Rated the number-one pizza chain in the 2010 Zagat Fast-Food Survey, Papa Murphy’s serves up a tasty menu of handmade Take ‘n’ Bake pizzas created using dough, cheeses, meats, and veggies that are freshly prepared every day. After customers choose their pie, Papa Murphy's slice slingers build the pizza in-store and package it for customers to bake at home in the oven, in a pottery kiln, or over a pile of burning cookbooks. Customers can select one of Papa Murphy's signature pizzas or customize their 'za to a more specific taste, choosing from the four sauces, three crusts, and more than 20 toppings available.
Popolo's Pizza starts with plain pizza canvases of fresh-baked dough, then paints them with any of six sauce options—including green chili, barbecue, pesto, and heart-massaging olive oil—before layering it with mozzarella ($9.99+). To personalize your pizza without giving the pepperoni a neck tattoo, swap the stock cheese for aftermarket options such as swiss, cheddar, or feta, and write an edible novel populated by an epic cast of pineapple, barbecue beef, meatballs, sundried tomatoes, zucchini, philly steak, and more. Pre-fabbed pizzas are also available—minimize the awkwardness of meat-and-greets by hosting a garden party with white sauce, mozzarella, cheddar, zucchini, artichoke hearts, mushrooms, multicolored onions, tomatoes, and fresh garlic ($12.99+). Otherwise, stuff your two mouths with the Double Time pizza, which comes loaded with extra cheese, double pepperoni, double black olives, and Double Dragon NES cartridges ($12.99+).
The menu at Full O Bull Subs & Pizza catalogs a straightforward selection of sub sandwiches and pizza.

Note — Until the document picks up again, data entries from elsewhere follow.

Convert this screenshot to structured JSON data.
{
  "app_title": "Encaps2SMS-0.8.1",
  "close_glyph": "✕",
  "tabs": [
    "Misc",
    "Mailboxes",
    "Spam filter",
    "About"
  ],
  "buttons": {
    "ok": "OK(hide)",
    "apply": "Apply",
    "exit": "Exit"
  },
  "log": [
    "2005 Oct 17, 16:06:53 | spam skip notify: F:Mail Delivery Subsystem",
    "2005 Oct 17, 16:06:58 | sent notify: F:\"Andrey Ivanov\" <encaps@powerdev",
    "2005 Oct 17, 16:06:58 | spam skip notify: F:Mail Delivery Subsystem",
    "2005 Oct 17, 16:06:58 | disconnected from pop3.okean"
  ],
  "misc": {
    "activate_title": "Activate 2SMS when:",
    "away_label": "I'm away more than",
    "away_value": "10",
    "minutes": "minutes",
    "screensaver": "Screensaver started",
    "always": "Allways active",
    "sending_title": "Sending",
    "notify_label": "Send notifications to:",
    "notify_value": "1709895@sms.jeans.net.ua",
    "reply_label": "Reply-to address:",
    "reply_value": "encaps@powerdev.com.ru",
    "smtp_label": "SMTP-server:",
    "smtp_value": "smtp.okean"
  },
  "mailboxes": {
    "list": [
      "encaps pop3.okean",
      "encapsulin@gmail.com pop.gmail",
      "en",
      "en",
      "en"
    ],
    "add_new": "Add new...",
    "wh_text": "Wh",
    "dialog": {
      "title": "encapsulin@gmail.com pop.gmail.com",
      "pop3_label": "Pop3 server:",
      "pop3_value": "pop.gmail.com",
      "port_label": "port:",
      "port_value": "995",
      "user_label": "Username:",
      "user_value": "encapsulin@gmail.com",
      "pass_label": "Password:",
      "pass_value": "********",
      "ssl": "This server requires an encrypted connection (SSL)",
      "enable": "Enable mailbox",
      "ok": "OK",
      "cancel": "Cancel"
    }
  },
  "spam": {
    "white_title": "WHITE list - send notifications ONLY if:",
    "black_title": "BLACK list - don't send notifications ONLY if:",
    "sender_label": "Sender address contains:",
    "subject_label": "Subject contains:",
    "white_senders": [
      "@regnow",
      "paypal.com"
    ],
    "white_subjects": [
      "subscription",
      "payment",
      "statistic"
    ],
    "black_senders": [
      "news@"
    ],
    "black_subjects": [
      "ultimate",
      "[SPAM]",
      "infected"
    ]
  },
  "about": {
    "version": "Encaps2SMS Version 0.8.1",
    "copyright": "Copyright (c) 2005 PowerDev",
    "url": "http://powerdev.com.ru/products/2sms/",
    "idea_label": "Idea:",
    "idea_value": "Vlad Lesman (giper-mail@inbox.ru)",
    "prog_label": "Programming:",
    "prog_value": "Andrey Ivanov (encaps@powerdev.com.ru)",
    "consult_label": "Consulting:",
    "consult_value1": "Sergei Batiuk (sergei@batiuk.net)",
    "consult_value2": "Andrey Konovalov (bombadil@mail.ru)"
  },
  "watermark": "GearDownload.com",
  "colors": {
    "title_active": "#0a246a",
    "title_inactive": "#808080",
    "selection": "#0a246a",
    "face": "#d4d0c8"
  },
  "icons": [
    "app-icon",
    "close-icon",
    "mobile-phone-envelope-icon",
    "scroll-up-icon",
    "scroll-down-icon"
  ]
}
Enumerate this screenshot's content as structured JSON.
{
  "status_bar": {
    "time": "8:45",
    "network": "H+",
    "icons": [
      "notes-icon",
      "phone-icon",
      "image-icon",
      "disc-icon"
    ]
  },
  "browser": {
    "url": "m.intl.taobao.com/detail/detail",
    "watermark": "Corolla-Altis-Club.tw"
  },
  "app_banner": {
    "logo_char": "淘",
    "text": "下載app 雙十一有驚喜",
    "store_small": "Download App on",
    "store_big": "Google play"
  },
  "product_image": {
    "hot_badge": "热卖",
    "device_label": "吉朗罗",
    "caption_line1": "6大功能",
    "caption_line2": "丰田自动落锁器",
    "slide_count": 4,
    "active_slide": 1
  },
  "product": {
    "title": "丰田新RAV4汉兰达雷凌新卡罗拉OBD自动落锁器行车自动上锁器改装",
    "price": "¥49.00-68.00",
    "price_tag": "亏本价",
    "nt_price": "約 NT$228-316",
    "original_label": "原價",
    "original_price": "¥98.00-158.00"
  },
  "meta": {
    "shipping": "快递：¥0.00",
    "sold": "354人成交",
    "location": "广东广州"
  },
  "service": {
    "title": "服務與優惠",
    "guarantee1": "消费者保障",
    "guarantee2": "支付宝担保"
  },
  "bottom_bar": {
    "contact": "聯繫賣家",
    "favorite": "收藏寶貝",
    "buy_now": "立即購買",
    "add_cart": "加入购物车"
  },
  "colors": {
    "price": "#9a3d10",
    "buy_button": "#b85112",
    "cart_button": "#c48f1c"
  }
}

Sandwiches come either hot or cold. The hot half of the menu offers plain steak, barbecue steak, and hot pastrami options, among others. The cold half presents a selection of turkey and cheese, salami and cheese, BLT, and more. Pizza options include a canadian-bacon- and pineapple-coated hawaiian pie, as well as a veggie pizza and the pizza least likely to be consumed by a vegetarian vampire: garlic chicken.
Cupcakes Bakery's dedicated dessert connoisseurs rise early six days a week to bake a fresh batch of cupcakes and cinnamon rolls from scratch with all-natural ingredients. They drizzle gooey cinnamon rolls with icing and pipe swirls of frosting atop crowd-favorite red-velvet cupcakes, which are more popular than denim-suit Fridays at a bank. Newly added cheesecake cupcakes come in original, blueberry, chocolate, and strawberry flavors. The bakers stock displays with menu staples such as chocolate chip and orange creamsicle, and they don't skimp on their toppings, wedging an entire Oreo atop the Oreo cupcake, for example. They also whip up special flavors daily, such as chocolate-peanut-butter cupcakes on Wednesday and Saturday and pineapple upside-down cupcakes on Monday, Thursday, and Rube Goldberg Day. The confectionary roster also changes with the season to highlight its flavors, such as autumn pumpkin and boreal gingerbread.
Family owned and operated for more than half a century, Di Cicco's pampers palates with a traditional menu of hearty Italian fare served in a warm and inviting atmosphere. Diners can start their gastronomic adventure with an order of aromatic garlic-cheese bread ($4.10–$4.75) or fresh, crisp bruschetta ($5.25). Once taste buds have been thoroughly primed, introduce them to the flaky coating of the veal parmigiana enrobed in mozzarella and tomato sauce ($15.45) or dive into a pasta dish such as the scarface, in which a manic blend of chicken, mushrooms, and rigatoni rises to the top of a cream sauce before being undone by its own deliciousness ($11.85–$12.95). Di Cicco's ever-changing lineup of drinkable all-stars features weekly specials and pairings, giving toasters plenty of ways to raise a glass and celebrate friendly family dining.
Though pizza and beer are a time-honored combination, BC's Pizza & Beer puts a new spin on the tradition with innovative pizzas and an abundance of uncommon beers. As its chefs load crusts with inspired arrangements of more than 40 fresh toppings—such as jamaican jerk spices with chicken and shrimp or mexican refried beans with ground beef and jalapeños—bartenders dole out pints of German and Belgian beers. At their fingertips are 33 tap handles and more than 80 import and craft bottles.
Out in the dining room, beer signs and playful knickknacks hang on the walls. Flat-screen televisions broadcast sports games in which football players zoom down fields and Lifetime movies in which football players learn valuable lessons about the wisdom of children.